In an upscale jewelry store nestled in the prestigious quarters of northern Tel Aviv, the proprietor was taken aback by an unusual request. It came from a religious woman in Jerusalem, the wife of a highly respected figure in the ultra-Orthodox community. Adorned in traditional attire, she sought a bespoke creation: a golden ankle bracelet adorned with platinum touches and twelve diamond-studded charms.
Despite the substantial nature of the order, the owner’s curiosity got the better of him: “Pardon my inquiry, but are you indeed seeking an ankle bracelet for personal use? How does this reconcile with religious principles advocating modesty for Jewish wives to avoid any allure?”
Her response was swift: “Beyond my husband, no other eyes will see this bracelet around my ankle,” she countered. “We’re celebrating our ten-year anniversary, and I wanted to surprise him with this gift. It appears that you’re secular and might not fully grasp the intricacies of a religious couple’s union.”
The discussion ventured further, touching upon the avoidance of physical contact between men and women. However, her perspective was nuanced: “While I’d never expose my arms to another man, for my husband, I’m willing to bring joy. There’s no contradiction with Jewish tradition. Quite the opposite…”
… A misconception is that Jewish sexuality is rife with restrictions. The rationale appears straightforward: if religious Jews follow over 600 commandments, abstaining from many mundane activities, then one might assume sexual intimacy is even more regulated.
Prepare for a surprise. The foremost Jewish directive is “be fruitful and multiply.” The Talmud even suggests that, for couples unburdened by labor, sexual activity is ideal daily, or at least weekly. Saturdays, the day of rest, are an especially opportune time. Intimacy, after all, is a source of joy.
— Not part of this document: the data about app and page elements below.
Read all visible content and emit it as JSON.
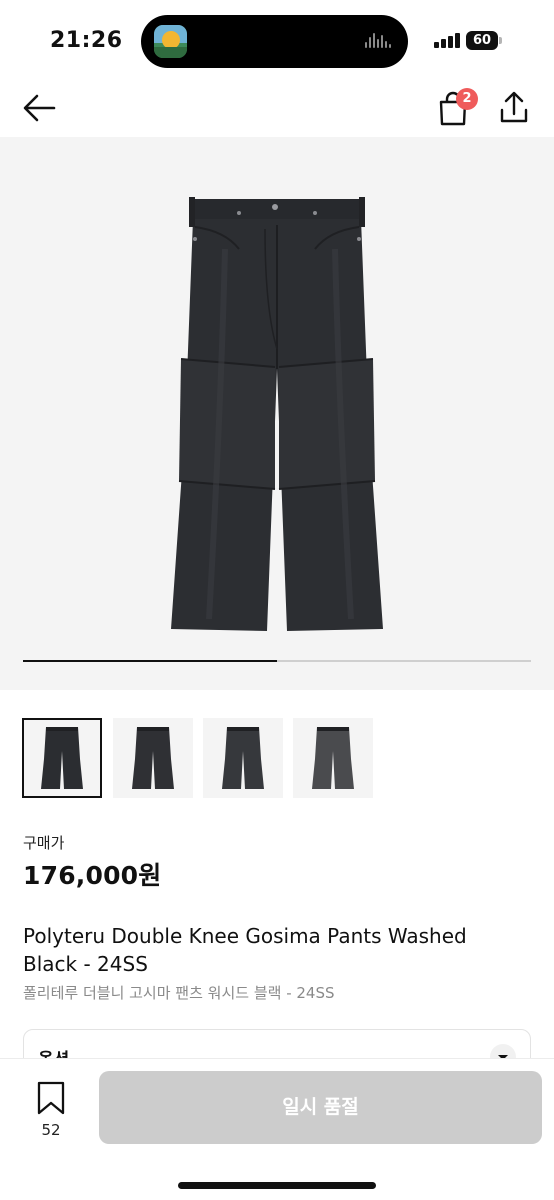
{
  "status_bar": {
    "time": "21:26",
    "battery": "60"
  },
  "nav": {
    "cart_count": "2"
  },
  "gallery": {
    "image_count": 4,
    "current_index": 1,
    "progress_fraction": 0.5
  },
  "thumbnails": [
    {
      "tone": "#2b2d31"
    },
    {
      "tone": "#2f3034"
    },
    {
      "tone": "#36383c"
    },
    {
      "tone": "#4a4b4e"
    }
  ],
  "price": {
    "label": "구매가",
    "value": "176,000원"
  },
  "product": {
    "name_en": "Polyteru Double Knee Gosima Pants Washed Black - 24SS",
    "name_ko": "폴리테루 더블니 고시마 팬츠 워시드 블랙 - 24SS"
  },
  "option": {
    "label": "옵션"
  },
  "bottom": {
    "bookmark_count": "52",
    "cta_label": "일시 품절"
  },
  "colors": {
    "accent_badge": "#ef5b5b",
    "disabled_button": "#cccccc",
    "garment": "#2b2d31"
  }
}
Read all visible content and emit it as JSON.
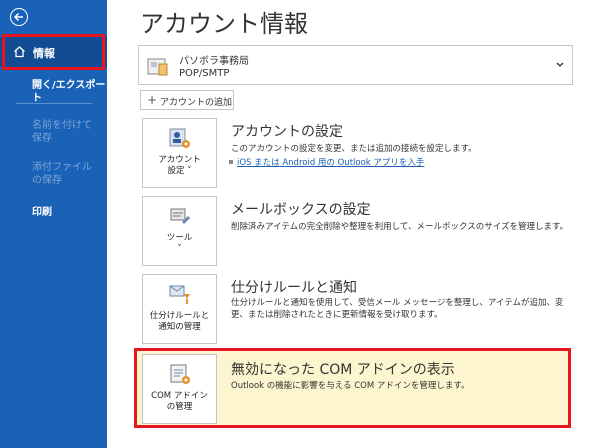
{
  "sidebar": {
    "info": "情報",
    "open_export": "開く/エクスポート",
    "save_as": "名前を付けて保存",
    "save_attachments": "添付ファイルの保存",
    "print": "印刷"
  },
  "main": {
    "title": "アカウント情報",
    "account": {
      "name": "パソボラ事務局",
      "type": "POP/SMTP"
    },
    "add_account": "アカウントの追加",
    "sections": [
      {
        "tile_label_1": "アカウント",
        "tile_label_2": "設定 ˅",
        "heading": "アカウントの設定",
        "desc": "このアカウントの設定を変更、または追加の接続を設定します。",
        "link": "iOS または Android 用の Outlook アプリを入手"
      },
      {
        "tile_label_1": "ツール",
        "tile_label_2": "˅",
        "heading": "メールボックスの設定",
        "desc": "削除済みアイテムの完全削除や整理を利用して、メールボックスのサイズを管理します。"
      },
      {
        "tile_label_1": "仕分けルールと",
        "tile_label_2": "通知の管理",
        "heading": "仕分けルールと通知",
        "desc": "仕分けルールと通知を使用して、受信メール メッセージを整理し、アイテムが追加、変更、または削除されたときに更新情報を受け取ります。"
      },
      {
        "tile_label_1": "COM アドイン",
        "tile_label_2": "の管理",
        "heading": "無効になった COM アドインの表示",
        "desc": "Outlook の機能に影響を与える COM アドインを管理します。"
      }
    ]
  },
  "colors": {
    "sidebar": "#1a62b7",
    "highlight": "#e8141e",
    "com_panel": "#fdf5cf",
    "link": "#1a5fb4"
  }
}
Now, consider pleasure itself. Jewish tradition underscores sexual foreplay’s importance, equally vital as the act itself. More so, a wife’s satisfaction becomes the husband’s duty: prior to his climax, he must arouse his wife, ensuring her pleasure. Failure prompts a wife’s right to divorce, which is usually granted. A wife similarly assists her husband’s readiness through various means, from slow undressing to intimate kisses.
Talmudic sages, incidentally, exhibit keen interest in sanctioned, even encouraged, marital relations.
Crucially, true unity of souls and bodies is essential during sexual activity, deepening the divine connection.
The initial prohibition prohibits visualizing others in place of one’s spouse, impairing the union’s sanctity. Consequently, relations are halted during menstruation and for seven days after. A mikveh immersion lifts this restriction.
An acquaintance immigrated to Israel in the ’90s, marrying a native. Marriage evolved from passion to matrimony. Suddenly, her husband embraced orthodox practices. Amid her adaptations, hurdles arose. His avoidance during menstruation and mikveh practices were unfamiliar. Yet, the rewards were immense – the king’s treatment after mikveh.
Around 12 days of abstinence each month seems substantial, yet it coincides with the least fertile window. It clarifies why religious Jews have large families and why marital attraction remains strong, unburdened by infidelity. Their pleasure mirrors honeymoon bliss.